His portfolio of published works already includes two poetry collections, Tine Chnamh, published by Sairseal O Marcaigh, and Dialann Bothair, published by Gallery Press. He has also written a novel, Ar Bhruach na Laoi, published by Comhar. An Peann Coitianta 1 agus 2 comprises two collections of his columns for The Irish Times.

The title poem for his award-winning work, Walking Time, describes the relationship between a father and son. It draws on the time craftsmen used to spend walking to their place of work, either from the bus or from home, and for which they were paid. The collection also includes a series of poems about carpentry, being both a tribute to the skill and a metaphor for the craft of poetry. Some of the lyrics in the collection are in the style of the early Irish lyric.

Celia de Freine's collection is a selection of her work over seven years, and its themes include inequality, war and emigration - discussed in a "light, surreal style", according to the citation. Serious subjects are reflected in a "refreshing, humorous" manner, and the poetry is bolstered by the author's refusal to "accept anti-climax".

De Freine has won awards before, including the Patrick Kavanagh Award in 1994, the Dun Laoghaire Poetry Competition in 1996, and the British Comparative Literature Translation Award at the University of East Anglia. She was given a bursary by the Arts Council in 1997 to help her complete this work, which is her first poetry collection. Formerly scriptwriter for the popular Ros na Run, her first episode was nominated for the Celtic Film and Television Festival in 1998.

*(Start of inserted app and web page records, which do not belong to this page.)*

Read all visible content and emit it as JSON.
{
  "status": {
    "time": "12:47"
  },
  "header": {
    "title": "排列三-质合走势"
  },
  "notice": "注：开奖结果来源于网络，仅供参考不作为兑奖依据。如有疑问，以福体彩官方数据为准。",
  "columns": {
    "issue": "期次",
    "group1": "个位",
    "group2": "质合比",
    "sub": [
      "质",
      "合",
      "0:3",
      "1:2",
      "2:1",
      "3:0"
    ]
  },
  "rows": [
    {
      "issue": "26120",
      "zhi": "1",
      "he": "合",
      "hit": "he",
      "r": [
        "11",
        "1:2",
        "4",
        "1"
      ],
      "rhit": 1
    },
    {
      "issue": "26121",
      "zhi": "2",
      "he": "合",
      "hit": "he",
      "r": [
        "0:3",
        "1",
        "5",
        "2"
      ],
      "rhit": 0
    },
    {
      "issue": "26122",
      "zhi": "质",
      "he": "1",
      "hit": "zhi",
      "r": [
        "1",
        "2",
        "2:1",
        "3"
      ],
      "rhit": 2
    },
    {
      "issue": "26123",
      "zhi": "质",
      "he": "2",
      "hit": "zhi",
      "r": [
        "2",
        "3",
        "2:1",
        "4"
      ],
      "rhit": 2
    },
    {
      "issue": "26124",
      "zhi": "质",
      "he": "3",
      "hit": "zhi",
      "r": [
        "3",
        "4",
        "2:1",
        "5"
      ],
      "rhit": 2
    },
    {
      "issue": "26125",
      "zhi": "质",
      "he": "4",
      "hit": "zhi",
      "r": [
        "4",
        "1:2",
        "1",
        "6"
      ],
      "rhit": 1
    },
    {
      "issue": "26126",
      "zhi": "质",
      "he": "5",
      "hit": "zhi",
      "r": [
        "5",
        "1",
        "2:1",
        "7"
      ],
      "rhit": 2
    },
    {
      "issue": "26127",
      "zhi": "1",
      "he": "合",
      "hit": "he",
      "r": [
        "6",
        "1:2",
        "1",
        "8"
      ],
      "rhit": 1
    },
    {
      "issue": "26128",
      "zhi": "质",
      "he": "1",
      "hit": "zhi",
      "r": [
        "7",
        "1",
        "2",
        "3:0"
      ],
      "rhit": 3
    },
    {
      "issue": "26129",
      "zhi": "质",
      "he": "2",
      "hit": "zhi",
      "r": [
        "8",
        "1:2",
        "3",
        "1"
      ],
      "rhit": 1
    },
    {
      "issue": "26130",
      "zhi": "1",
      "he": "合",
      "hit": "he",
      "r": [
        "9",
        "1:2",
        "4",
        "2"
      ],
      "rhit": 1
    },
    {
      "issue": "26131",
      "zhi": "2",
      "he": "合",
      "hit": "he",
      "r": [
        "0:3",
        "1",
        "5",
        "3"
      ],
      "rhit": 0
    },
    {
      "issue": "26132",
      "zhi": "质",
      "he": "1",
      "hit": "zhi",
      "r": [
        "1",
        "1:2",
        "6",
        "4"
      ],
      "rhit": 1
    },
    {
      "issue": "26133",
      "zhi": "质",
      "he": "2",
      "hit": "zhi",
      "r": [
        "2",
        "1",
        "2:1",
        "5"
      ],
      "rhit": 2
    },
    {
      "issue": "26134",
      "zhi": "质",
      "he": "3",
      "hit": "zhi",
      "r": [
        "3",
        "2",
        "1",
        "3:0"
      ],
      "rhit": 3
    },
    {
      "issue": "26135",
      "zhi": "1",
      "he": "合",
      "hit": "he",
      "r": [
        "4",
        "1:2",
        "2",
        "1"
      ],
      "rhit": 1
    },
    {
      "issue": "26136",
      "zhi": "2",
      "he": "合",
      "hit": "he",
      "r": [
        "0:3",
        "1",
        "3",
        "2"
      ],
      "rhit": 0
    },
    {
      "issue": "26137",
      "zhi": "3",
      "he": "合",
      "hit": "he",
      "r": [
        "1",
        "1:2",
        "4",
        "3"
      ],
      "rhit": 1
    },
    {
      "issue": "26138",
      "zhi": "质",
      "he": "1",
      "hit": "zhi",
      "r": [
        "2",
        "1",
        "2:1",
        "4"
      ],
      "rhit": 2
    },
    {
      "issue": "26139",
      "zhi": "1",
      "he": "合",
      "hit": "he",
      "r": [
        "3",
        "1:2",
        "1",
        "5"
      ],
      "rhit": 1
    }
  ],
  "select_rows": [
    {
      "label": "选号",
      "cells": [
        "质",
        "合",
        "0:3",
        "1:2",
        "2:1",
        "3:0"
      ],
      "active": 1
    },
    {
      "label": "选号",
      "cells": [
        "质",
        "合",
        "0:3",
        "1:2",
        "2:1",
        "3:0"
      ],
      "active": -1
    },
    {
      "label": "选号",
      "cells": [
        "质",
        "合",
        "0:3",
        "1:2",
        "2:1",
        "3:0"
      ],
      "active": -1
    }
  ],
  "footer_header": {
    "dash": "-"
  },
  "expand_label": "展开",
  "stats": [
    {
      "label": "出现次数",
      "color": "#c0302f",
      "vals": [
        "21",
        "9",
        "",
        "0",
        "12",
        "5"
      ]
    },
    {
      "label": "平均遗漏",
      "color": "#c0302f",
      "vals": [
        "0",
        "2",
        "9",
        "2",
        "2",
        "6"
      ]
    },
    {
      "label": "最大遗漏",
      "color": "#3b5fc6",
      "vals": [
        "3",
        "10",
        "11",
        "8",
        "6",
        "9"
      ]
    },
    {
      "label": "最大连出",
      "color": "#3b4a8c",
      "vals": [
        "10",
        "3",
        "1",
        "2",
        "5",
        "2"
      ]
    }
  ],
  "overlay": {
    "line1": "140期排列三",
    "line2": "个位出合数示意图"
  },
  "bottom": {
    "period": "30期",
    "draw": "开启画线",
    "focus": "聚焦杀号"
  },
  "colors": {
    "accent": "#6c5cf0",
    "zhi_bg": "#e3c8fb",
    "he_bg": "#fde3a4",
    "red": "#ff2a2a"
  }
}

The two winners were drawn from a shortlist of five, which included Jackie Mac Donncha, Rody Gorman and Siobhan Ni Shuilleabh ain. The closing date for next year's competition has already passed, with £5,000 earmarked for a writer deemed to have achieved a high standard in publishing a novel. In 2001, the award will be for a collection of short stories or a long play, and the closing date for that is December 17th, 2000.

Recipients of the award to date have been Padraig O Siadhail in 1996, for his novel, Peaca an tSinsir; Pol Breathnach in 1997 for his collection of poems, Do Lorg: Danta agus Aortha and last year, Joe Steve O Neachtain, for his short story collection, Clochmhoin.